Putin could easily have garnered plenty of international esteem by simply announcing that the Kremlin would send Kyoto to the State Duma for ratification. Afterward, the document could be kept in parliament for as long as needed for "consideration" and it would not be seen as the Kremlin's fault. Instead, Putin added insult to injury by making a politically incorrect joke about Russia being a country with a chilly climate that could benefit from global warming.

Putin speaks good German and is studying English. He is genuine when he talks of a desire for Russia to become part of Europe. But our president and his advisers obviously do not understand much about how the West functions or what is needed to become a part of it.

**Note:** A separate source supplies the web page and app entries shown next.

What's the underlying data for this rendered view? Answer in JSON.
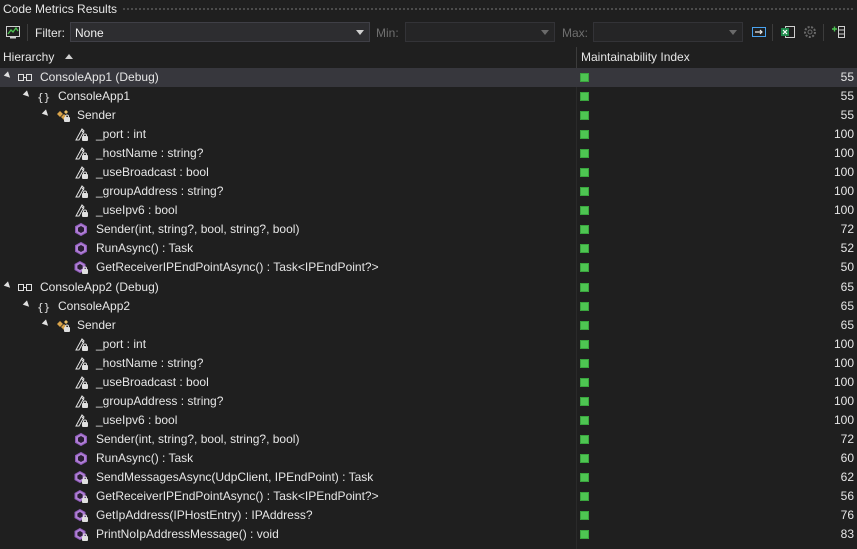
{
  "window": {
    "title": "Code Metrics Results"
  },
  "toolbar": {
    "filter_label": "Filter:",
    "filter_value": "None",
    "min_label": "Min:",
    "min_value": "",
    "max_label": "Max:",
    "max_value": ""
  },
  "header": {
    "hierarchy": "Hierarchy",
    "maintainability": "Maintainability Index"
  },
  "colors": {
    "good": "#4ec552",
    "background": "#1f1f1f",
    "selected_row": "#37373d"
  },
  "rows": [
    {
      "level": 0,
      "kind": "project",
      "icon": "project-icon",
      "expanded": true,
      "name": "ConsoleApp1 (Debug)",
      "mi": "55",
      "selected": true
    },
    {
      "level": 1,
      "kind": "namespace",
      "icon": "namespace-icon",
      "expanded": true,
      "name": "ConsoleApp1",
      "mi": "55"
    },
    {
      "level": 2,
      "kind": "class",
      "icon": "class-icon",
      "expanded": true,
      "name": "Sender",
      "mi": "55"
    },
    {
      "level": 3,
      "kind": "field",
      "icon": "private-field-icon",
      "name": "_port : int",
      "mi": "100"
    },
    {
      "level": 3,
      "kind": "field",
      "icon": "private-field-icon",
      "name": "_hostName : string?",
      "mi": "100"
    },
    {
      "level": 3,
      "kind": "field",
      "icon": "private-field-icon",
      "name": "_useBroadcast : bool",
      "mi": "100"
    },
    {
      "level": 3,
      "kind": "field",
      "icon": "private-field-icon",
      "name": "_groupAddress : string?",
      "mi": "100"
    },
    {
      "level": 3,
      "kind": "field",
      "icon": "private-field-icon",
      "name": "_useIpv6 : bool",
      "mi": "100"
    },
    {
      "level": 3,
      "kind": "method",
      "icon": "method-icon",
      "name": "Sender(int, string?, bool, string?, bool)",
      "mi": "72"
    },
    {
      "level": 3,
      "kind": "method",
      "icon": "method-icon",
      "name": "RunAsync() : Task",
      "mi": "52"
    },
    {
      "level": 3,
      "kind": "private-method",
      "icon": "private-method-icon",
      "name": "GetReceiverIPEndPointAsync() : Task<IPEndPoint?>",
      "mi": "50"
    },
    {
      "level": 0,
      "kind": "project",
      "icon": "project-icon",
      "expanded": true,
      "name": "ConsoleApp2 (Debug)",
      "mi": "65"
    },
    {
      "level": 1,
      "kind": "namespace",
      "icon": "namespace-icon",
      "expanded": true,
      "name": "ConsoleApp2",
      "mi": "65"
    },
    {
      "level": 2,
      "kind": "class",
      "icon": "class-icon",
      "expanded": true,
      "name": "Sender",
      "mi": "65"
    },
    {
      "level": 3,
      "kind": "field",
      "icon": "private-field-icon",
      "name": "_port : int",
      "mi": "100"
    },
    {
      "level": 3,
      "kind": "field",
      "icon": "private-field-icon",
      "name": "_hostName : string?",
      "mi": "100"
    },
    {
      "level": 3,
      "kind": "field",
      "icon": "private-field-icon",
      "name": "_useBroadcast : bool",
      "mi": "100"
    },
    {
      "level": 3,
      "kind": "field",
      "icon": "private-field-icon",
      "name": "_groupAddress : string?",
      "mi": "100"
    },
    {
      "level": 3,
      "kind": "field",
      "icon": "private-field-icon",
      "name": "_useIpv6 : bool",
      "mi": "100"
    },
    {
      "level": 3,
      "kind": "method",
      "icon": "method-icon",
      "name": "Sender(int, string?, bool, string?, bool)",
      "mi": "72"
    },
    {
      "level": 3,
      "kind": "method",
      "icon": "method-icon",
      "name": "RunAsync() : Task",
      "mi": "60"
    },
    {
      "level": 3,
      "kind": "private-method",
      "icon": "private-method-icon",
      "name": "SendMessagesAsync(UdpClient, IPEndPoint) : Task",
      "mi": "62"
    },
    {
      "level": 3,
      "kind": "private-method",
      "icon": "private-method-icon",
      "name": "GetReceiverIPEndPointAsync() : Task<IPEndPoint?>",
      "mi": "56"
    },
    {
      "level": 3,
      "kind": "private-method",
      "icon": "private-method-icon",
      "name": "GetIpAddress(IPHostEntry) : IPAddress?",
      "mi": "76"
    },
    {
      "level": 3,
      "kind": "private-method",
      "icon": "private-method-icon",
      "name": "PrintNoIpAddressMessage() : void",
      "mi": "83"
    }
  ]
}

In Soviet times, our Communist leaders, diplomats, generals and spooks truly believed that Western countries were, in essence, similar to ours: that democracy was a PR sham, and that independent media, representative government and an independent judiciary were just covers for the real bosses who rule the West.

These Soviet spooks, generals and diplomats continue to rule Russia. In today's "democratic" Russia, parliament is indeed a sham, elections are rigged, the judiciary is corrupt, and most media outlets are propaganda machines.

Most members of the Russian elite, including Putin, truly believe that in the last decade Russia has made great strides toward becoming part of the West. We now have all the paraphernalia of a functioning democracy and our president is everybody's friend, so why is Russia still kept out in the cold?

Russia is corrupt, but the West is also corrupt. Tycoons are tried and sometimes convicted in the West for stealing, so why is Putin indicted for knocking his own oligarchs around and handing out the loot to his minions? Why do Western journalists constantly embarrass Putin by asking questions about Russian atrocities in Chechnya?

Putin has repeatedly and openly offered a pact of friendship: We abuse human rights in Chechnya, you in turn do the same in Iraq, and we'll all be happy partners and allies. But in return a campaign of "anti-Russian libel" engulfed the editorial pages of major U.S. newspapers last week.

Now the Kremlin is trying to work out who is behind it. The exiled oligarch Boris Berezovsky, perhaps? Could silencing him for good solve the problem of integrating Russia with the West?

Pavel Felgenhauer is an independent defense analyst.